But for my purposes, the really interesting data lie in the Index's review of global "trade freedom" - a score based on a thorough analysis of each country's tariff and non-tariff barriers. In these data, we see that, while the rest of the world is liberalizing as quickly as possible, the United States continues to stand still (and even retreated a little). Heritage's Terry Miller and Bryan Riley provide the first part of this story - the "good news" part - in their analysis:
The 2011 rankings of trade freedom around the world, developed by The Heritage Foundation as part of its annual Index of Economic Freedom, show average trade freedom at its highest level to date. Since 1995, the average score out of a possible 100 has grown from 56.7 to 74.8—an impressive 31.9 percent improvement over the 17-year period. The average score improved 0.6 point from the 2010 rankings, a significant achievement given the worldwide recession from which most countries were emerging....Miller and Riley go on to demonstrate that more trade freedom means lower poverty, more equality and more wealth, and they conclude by smartly recommending that:
In the 2011 Index, 85 countries improved their scores and 58 countries declined, resulting in a “gainers to losers” ratio of 2.36 to 1. Countries whose scores changed by at least one full point demonstrated a similar trend, with 39 countries improving and 18 regressing....
Whenever possible, countries should unilaterally reduce trade barriers that protect politically powerful elites at the expense of the general population. They should also continue to improve on multilateral trade agreements. Free trade will create more freedom, prosperity, and equality for everyone around the world.Be sure to read the whole thing here; it's well worth your time. However, the guys at Heritage leave out the other, more depressing, part of the story: while the rest of the world is racing to lower their barriers to free trade in order to reap the benefits from trade that Miller and Riley point out, the United States is stuck in neutral, embarrassingly remaining the 38th most trade-liberalized country in the world - tied with economic powerhouse Namibia and behind such bastions of free trade as Malta and Lithuania. (Canada, by the way, ranks 8th overall.)

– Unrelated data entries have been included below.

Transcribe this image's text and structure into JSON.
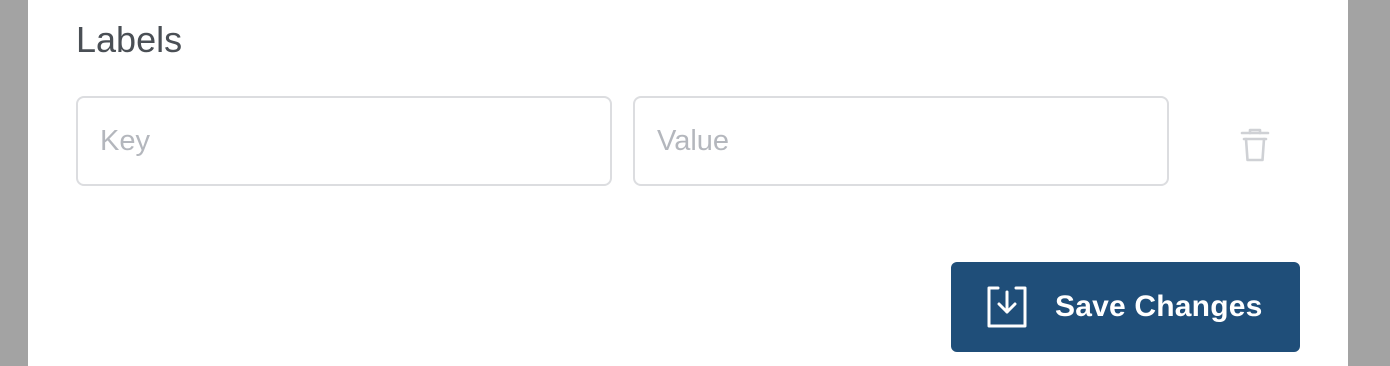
{
  "labels_section": {
    "title": "Labels",
    "key_input": {
      "placeholder": "Key",
      "value": ""
    },
    "value_input": {
      "placeholder": "Value",
      "value": ""
    },
    "delete_icon": "trash-icon"
  },
  "actions": {
    "save_label": "Save Changes",
    "save_icon": "save-download-icon",
    "save_color": "#1f4e79"
  }
}
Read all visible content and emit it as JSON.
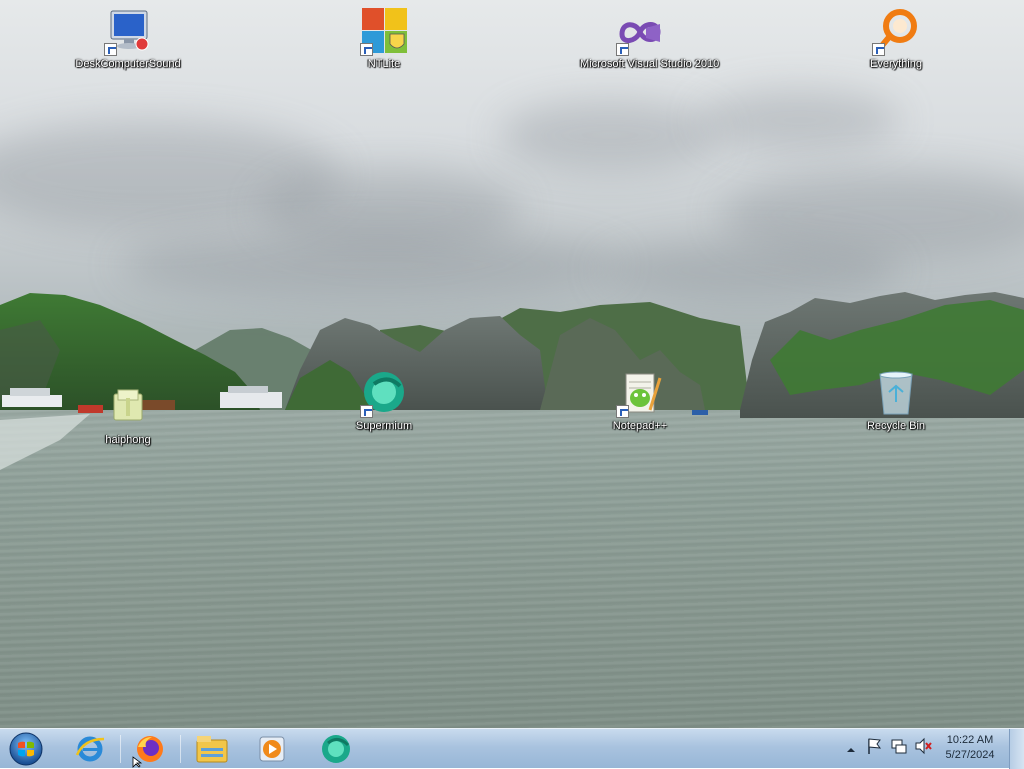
{
  "desktop": {
    "icons": [
      {
        "label": "DeskComputerSound",
        "icon": "computer-sound-icon",
        "shortcut": true
      },
      {
        "label": "NTLite",
        "icon": "ntlite-icon",
        "shortcut": true
      },
      {
        "label": "Microsoft Visual Studio 2010",
        "icon": "visual-studio-icon",
        "shortcut": true
      },
      {
        "label": "Everything",
        "icon": "everything-search-icon",
        "shortcut": true
      },
      {
        "label": "haiphong",
        "icon": "folder-zip-icon",
        "shortcut": false
      },
      {
        "label": "Supermium",
        "icon": "supermium-browser-icon",
        "shortcut": true
      },
      {
        "label": "Notepad++",
        "icon": "notepad-plus-plus-icon",
        "shortcut": true
      },
      {
        "label": "Recycle Bin",
        "icon": "recycle-bin-icon",
        "shortcut": false
      }
    ]
  },
  "taskbar": {
    "start": {
      "icon": "windows-start-orb-icon"
    },
    "pinned": [
      {
        "icon": "internet-explorer-icon"
      },
      {
        "icon": "firefox-icon"
      },
      {
        "icon": "file-explorer-icon"
      },
      {
        "icon": "media-player-icon"
      },
      {
        "icon": "supermium-browser-icon"
      }
    ],
    "tray": {
      "clock_time": "10:22 AM",
      "clock_date": "5/27/2024",
      "icons": [
        "show-hidden-icons-arrow",
        "action-center-flag-icon",
        "network-icon",
        "volume-muted-icon"
      ]
    }
  }
}
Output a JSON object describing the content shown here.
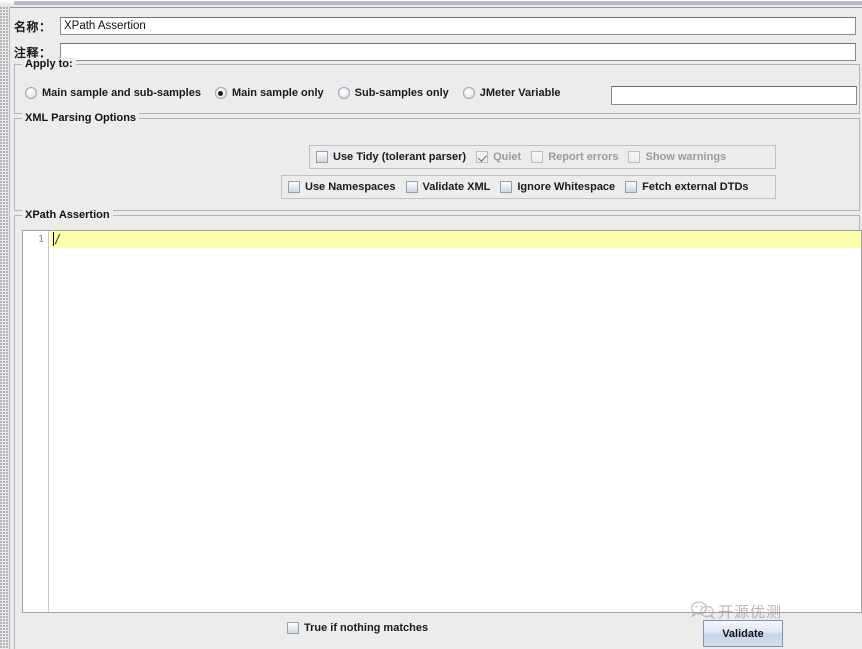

A review of the raw data from 2009-2011 makes this problem even clearer. The United States' raw trade freedom score dropped 0.4 points between 2009 and 2011, thus making us a little less free today than we were two years ago (and last year). Meanwhile, almost all of the 37 countries ahead of (or tied with) us in 2011 got freer over the same period:
As you can see from this chart (made by me with Heritage's data), the trade policies of only three countries ahead of (or tied with) the United States regressed between 2009 and 2011. As already mentioned, the US also regressed, while every one else liberalized (and reaped the benefits therefrom).
Of course, anyone paying attention to US trade policy over the last two years already knew this from the mounds of anecdotal evidence presented on this blog and other (more reputable) outlets. As I grumbled a few weeks ago:
Obama has placated his anti-trade base (and their congressional muscle) on Buy American, Mexican Trucks, Chinese Chicken Imports, Section 421 (tires), Section 301 (Chinese "green" subsidies), changes to US trade remedies laws,carbon tariffs - the list literally goes on and on. He shelved his early 2009 support for the Colombia and Panama FTAs (and KORUS until last June) at the first whiff of congressional stink. He has embraced mercantilism and adopted a "trade policy" in the NEI that is as unoffensive as it is ineffectual.Meanwhile, the rest of the world has pursued bilateral and regional free trade agreements at a breakneck pace. Thus, it's no surprise that the new Heritage data show the United States stagnating on trade while the rest of the world surges ahead. Indeed, it'd be a shock if the numbers showed anything else.
A lot of pundits and prognosticators are optimistic that this upsetting trend will change course in 2011, and that the Obama administration will finally engage on free trade and help the United States live up to its reputation as the world's free trade leader. Recent talk from the administration on KORUS, zeroing and Mexican trucks appears to confirm this conventional wisdom, but it's only a start. A real change of course on US trade policy will require real action to back up the White House's nice words, as well as new trade liberalization policies to catch us up with the rest of the world.
I sure hope that the conventional wisdom on US trade policy in 2011 turns out to be correct because if things don't change soon, we'll all be pining for the good ol' days when the United States sat pretty in 38th place.